The place where I got my energy was MS 88 – my middle school in Park Slope. I go visit my old counselor, Ms. Brown.
EB: How’s life?
MR: It’s different now, way different than when I used to come and see you.
I used to spend three periods a week in her room, just talking.
MR: Now, I got a daughter too.
EB: Oh congratulations. How old?
MR: She’s 10 months now.
EB: Okay so, did having a baby change your life?
MR: Yeah. My focus.
EB: It’s not about you any more.
I tell Ms. Brown about talking to my Dad.
EB: So, your father can maybe never be the man you wanted him to be. Maybe growing up his life was hard and maybe he never got over it. And sometimes when you don’t get over things growing up, you then affect your children and you continue the cycle. Despite everything, you have the qualities that matter the most.
Right now, I’m finishing high school and looking for a good job managing inventory or working for the city. I’m saving money because my dream is to manage music talent. Big-time music talent.
(Hip hop music)
I even have a recording studio in my bedroom.
MR: It’s 2:11am in the morning and I’m still recording and recording.
I stay up really late editing songs and stare at the screen until my eyes hurt.
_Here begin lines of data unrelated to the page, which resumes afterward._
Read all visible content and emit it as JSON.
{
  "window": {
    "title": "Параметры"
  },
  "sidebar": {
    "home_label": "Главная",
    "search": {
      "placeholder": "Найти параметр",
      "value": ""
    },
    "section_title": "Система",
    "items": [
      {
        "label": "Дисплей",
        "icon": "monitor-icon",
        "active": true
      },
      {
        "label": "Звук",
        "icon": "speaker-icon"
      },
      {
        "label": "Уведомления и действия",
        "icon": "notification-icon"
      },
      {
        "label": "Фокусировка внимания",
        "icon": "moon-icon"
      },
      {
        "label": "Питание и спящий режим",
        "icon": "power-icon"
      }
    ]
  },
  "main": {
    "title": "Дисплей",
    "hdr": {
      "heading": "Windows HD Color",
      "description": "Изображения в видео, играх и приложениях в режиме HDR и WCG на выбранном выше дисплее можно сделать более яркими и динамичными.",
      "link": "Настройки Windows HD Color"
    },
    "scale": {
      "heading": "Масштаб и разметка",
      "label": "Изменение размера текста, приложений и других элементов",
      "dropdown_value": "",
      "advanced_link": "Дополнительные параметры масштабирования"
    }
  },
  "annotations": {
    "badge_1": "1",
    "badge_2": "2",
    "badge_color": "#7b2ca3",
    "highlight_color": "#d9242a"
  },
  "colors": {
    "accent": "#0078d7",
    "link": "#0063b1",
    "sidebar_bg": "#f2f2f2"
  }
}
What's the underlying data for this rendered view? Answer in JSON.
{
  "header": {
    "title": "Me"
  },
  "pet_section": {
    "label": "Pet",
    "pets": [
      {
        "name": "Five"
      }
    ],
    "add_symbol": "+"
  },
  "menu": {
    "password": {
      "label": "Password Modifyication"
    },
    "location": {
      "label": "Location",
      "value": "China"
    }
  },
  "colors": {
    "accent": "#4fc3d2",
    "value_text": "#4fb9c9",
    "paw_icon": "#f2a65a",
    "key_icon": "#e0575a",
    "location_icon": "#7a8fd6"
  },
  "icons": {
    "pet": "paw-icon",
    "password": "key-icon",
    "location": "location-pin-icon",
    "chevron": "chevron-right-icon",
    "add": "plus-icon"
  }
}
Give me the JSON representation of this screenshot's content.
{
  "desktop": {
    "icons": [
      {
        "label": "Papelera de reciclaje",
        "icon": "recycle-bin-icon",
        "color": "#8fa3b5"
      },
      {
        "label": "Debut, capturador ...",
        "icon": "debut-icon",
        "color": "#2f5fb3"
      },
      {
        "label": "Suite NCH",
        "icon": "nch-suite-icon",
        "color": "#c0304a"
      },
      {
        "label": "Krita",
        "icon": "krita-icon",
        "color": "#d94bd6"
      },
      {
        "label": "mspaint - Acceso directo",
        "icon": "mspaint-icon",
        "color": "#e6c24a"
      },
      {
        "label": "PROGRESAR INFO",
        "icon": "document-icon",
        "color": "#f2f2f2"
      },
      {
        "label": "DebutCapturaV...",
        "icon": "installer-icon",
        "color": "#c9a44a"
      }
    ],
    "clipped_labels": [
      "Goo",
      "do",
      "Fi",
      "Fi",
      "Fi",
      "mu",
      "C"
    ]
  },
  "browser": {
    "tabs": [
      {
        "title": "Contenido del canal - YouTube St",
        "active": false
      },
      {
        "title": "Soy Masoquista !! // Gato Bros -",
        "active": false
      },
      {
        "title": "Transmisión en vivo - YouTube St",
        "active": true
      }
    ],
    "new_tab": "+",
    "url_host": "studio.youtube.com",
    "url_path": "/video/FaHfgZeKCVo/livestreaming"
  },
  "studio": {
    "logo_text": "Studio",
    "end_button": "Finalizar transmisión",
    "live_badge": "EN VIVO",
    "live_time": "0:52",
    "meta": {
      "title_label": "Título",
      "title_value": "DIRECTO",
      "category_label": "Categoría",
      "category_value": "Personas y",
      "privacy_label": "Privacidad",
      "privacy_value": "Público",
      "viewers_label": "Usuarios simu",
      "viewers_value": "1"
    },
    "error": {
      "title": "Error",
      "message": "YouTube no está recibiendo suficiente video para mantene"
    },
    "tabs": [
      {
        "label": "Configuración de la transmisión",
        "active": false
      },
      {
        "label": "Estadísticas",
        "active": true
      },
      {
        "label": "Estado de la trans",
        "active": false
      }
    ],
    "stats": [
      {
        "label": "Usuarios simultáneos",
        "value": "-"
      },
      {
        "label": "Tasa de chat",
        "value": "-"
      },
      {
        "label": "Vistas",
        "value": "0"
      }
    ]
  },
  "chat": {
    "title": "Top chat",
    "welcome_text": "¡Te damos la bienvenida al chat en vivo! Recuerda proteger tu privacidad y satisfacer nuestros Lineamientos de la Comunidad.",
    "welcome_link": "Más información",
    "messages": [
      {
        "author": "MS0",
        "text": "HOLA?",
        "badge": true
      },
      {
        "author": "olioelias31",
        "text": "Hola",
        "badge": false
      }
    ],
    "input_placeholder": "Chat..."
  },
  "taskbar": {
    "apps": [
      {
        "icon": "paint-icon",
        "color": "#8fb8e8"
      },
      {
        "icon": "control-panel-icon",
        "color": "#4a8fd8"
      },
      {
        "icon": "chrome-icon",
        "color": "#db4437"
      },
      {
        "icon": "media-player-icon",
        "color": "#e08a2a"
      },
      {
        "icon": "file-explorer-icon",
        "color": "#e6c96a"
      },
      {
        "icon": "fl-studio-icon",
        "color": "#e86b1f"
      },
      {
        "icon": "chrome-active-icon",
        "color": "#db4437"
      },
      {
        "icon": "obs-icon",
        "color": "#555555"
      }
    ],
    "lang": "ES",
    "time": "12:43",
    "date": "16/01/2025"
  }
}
But sometimes, I worry that all this work won’t add up to success.
Someday, I’d love to have enough money to buy a house in upstate New York where Hailey has a room of her own.
Marvin and Steph: Go Hailey, Go Hailey.
SF: Go chuchi, go chuchi.
But at least I have enough money to throw her a birthday party.
(Family sings Hailey “Happy Birthday.”)
Hailey is a year old now. She blows kisses and gives me high fives. She’s starting to recognize me.
(Stephanie helps Hailey blow out the candles)
MR: Blow it. Blow it Hailey, for you!
(Candle is blown out and Stephanie plants a big kiss on Hailey)
One thing Steph told me the other day is that Hailey is starting to look like her grandfather. Stephanie’s father.
MR: How…how…how long did he hold you for?
SF: She said for a couple of minutes and just gave it back to her.
MR: Only one time.
SF: Yeah. That’s it.
MR: Did your Dad not being there affect you?
SF: I mean…I didn’t get my high school diploma. Um…(starts to cry). Sorry. I did want a Dad. I did want one so badly because all my friends had one. I always seen them get picked up by them in school. They would have someone to go hug and I never had that. I never had a dad who come and stay stuff, you know? That’s why I hate guys who run away from their daughters or sons. That just makes me want me to not believe anybody because they could just run away from you any point of their life.
When she told me this, I felt like crying, for the things her father did and the things I’ve done. Like when Hailey caught a fever and I wasn’t there to take her to the doctor, or when I’d skip out to play basketball. Those were moments I missed with my daughter
SF Right, what you want Daddy? She’s like here, “Let me speak.”
MR: You want to speak Hailey.
SF: Say Da-Da.
But you know, I haven’t run away, not like my Dad or Steph’s Dad, and I never want to. I want to be the best father I can be and I think I’m 60, maybe 70 percent of the way there.
I’m falling in love with Hailey every time I’m with her, but I only see her on the weekends. After I graduate high school, I want to give her more of my time. She deserves it.
SF: Say thank you.
MR: Ahh (sounds). Baba.
SF: And tell him, “Good job to the Dad’s that are doing it,” right?
MR: Say thank you.
SF: Thank you.
Hailey Ramos: Thank you.
MR: Huh? Thank you? You said thank you?!
Thank you. Those were her first words.
For WNYC, I’m Rookie Reporter Marvin Ramos.